(Entries taken from a collection)
********

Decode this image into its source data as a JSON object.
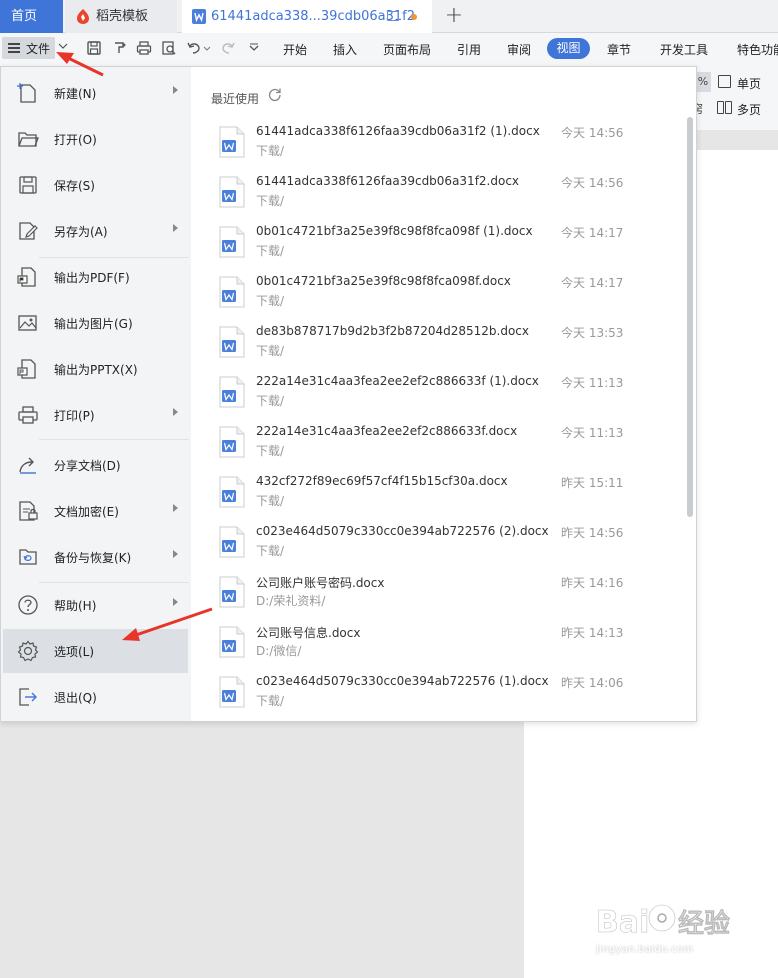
{
  "tabs": {
    "home": "首页",
    "template": "稻壳模板",
    "document": "61441adca338...39cdb06a31f2"
  },
  "toolbar": {
    "file_label": "文件",
    "tabs": [
      "开始",
      "插入",
      "页面布局",
      "引用",
      "审阅",
      "视图",
      "章节",
      "开发工具",
      "特色功能"
    ],
    "active_tab": "视图",
    "right_items": {
      "percent": "%",
      "single_page": "单页",
      "multi_page": "多页",
      "partial_char": "窍"
    }
  },
  "menu": {
    "items": [
      {
        "label": "新建(N)",
        "icon": "new-doc-icon",
        "has_submenu": true
      },
      {
        "label": "打开(O)",
        "icon": "open-folder-icon",
        "has_submenu": false
      },
      {
        "label": "保存(S)",
        "icon": "save-icon",
        "has_submenu": false
      },
      {
        "label": "另存为(A)",
        "icon": "save-as-icon",
        "has_submenu": true
      },
      {
        "label": "输出为PDF(F)",
        "icon": "export-pdf-icon",
        "has_submenu": false
      },
      {
        "label": "输出为图片(G)",
        "icon": "export-image-icon",
        "has_submenu": false
      },
      {
        "label": "输出为PPTX(X)",
        "icon": "export-pptx-icon",
        "has_submenu": false
      },
      {
        "label": "打印(P)",
        "icon": "print-icon",
        "has_submenu": true
      },
      {
        "label": "分享文档(D)",
        "icon": "share-icon",
        "has_submenu": false
      },
      {
        "label": "文档加密(E)",
        "icon": "encrypt-icon",
        "has_submenu": true
      },
      {
        "label": "备份与恢复(K)",
        "icon": "backup-icon",
        "has_submenu": true
      },
      {
        "label": "帮助(H)",
        "icon": "help-icon",
        "has_submenu": true
      },
      {
        "label": "选项(L)",
        "icon": "gear-icon",
        "has_submenu": false,
        "selected": true
      },
      {
        "label": "退出(Q)",
        "icon": "exit-icon",
        "has_submenu": false
      }
    ]
  },
  "recent": {
    "title": "最近使用",
    "files": [
      {
        "name": "61441adca338f6126faa39cdb06a31f2 (1).docx",
        "path": "下载/",
        "time": "今天 14:56"
      },
      {
        "name": "61441adca338f6126faa39cdb06a31f2.docx",
        "path": "下载/",
        "time": "今天 14:56"
      },
      {
        "name": "0b01c4721bf3a25e39f8c98f8fca098f (1).docx",
        "path": "下载/",
        "time": "今天 14:17"
      },
      {
        "name": "0b01c4721bf3a25e39f8c98f8fca098f.docx",
        "path": "下载/",
        "time": "今天 14:17"
      },
      {
        "name": "de83b878717b9d2b3f2b87204d28512b.docx",
        "path": "下载/",
        "time": "今天 13:53"
      },
      {
        "name": "222a14e31c4aa3fea2ee2ef2c886633f (1).docx",
        "path": "下载/",
        "time": "今天 11:13"
      },
      {
        "name": "222a14e31c4aa3fea2ee2ef2c886633f.docx",
        "path": "下载/",
        "time": "今天 11:13"
      },
      {
        "name": "432cf272f89ec69f57cf4f15b15cf30a.docx",
        "path": "下载/",
        "time": "昨天 15:11"
      },
      {
        "name": "c023e464d5079c330cc0e394ab722576 (2).docx",
        "path": "下载/",
        "time": "昨天 14:56"
      },
      {
        "name": "公司账户账号密码.docx",
        "path": "D:/荣礼资料/",
        "time": "昨天 14:16"
      },
      {
        "name": "公司账号信息.docx",
        "path": "D:/微信/",
        "time": "昨天 14:13"
      },
      {
        "name": "c023e464d5079c330cc0e394ab722576 (1).docx",
        "path": "下载/",
        "time": "昨天 14:06"
      }
    ]
  },
  "colors": {
    "accent": "#3f74d8",
    "annotation_arrow": "#e8352a",
    "doc_icon": "#4a7fdb"
  },
  "watermark": {
    "text": "jingyan.baidu.com",
    "brand": "Bai经验"
  }
}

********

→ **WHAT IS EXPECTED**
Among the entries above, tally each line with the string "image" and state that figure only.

→ **RESULT FOR THIS EXERCISE**
2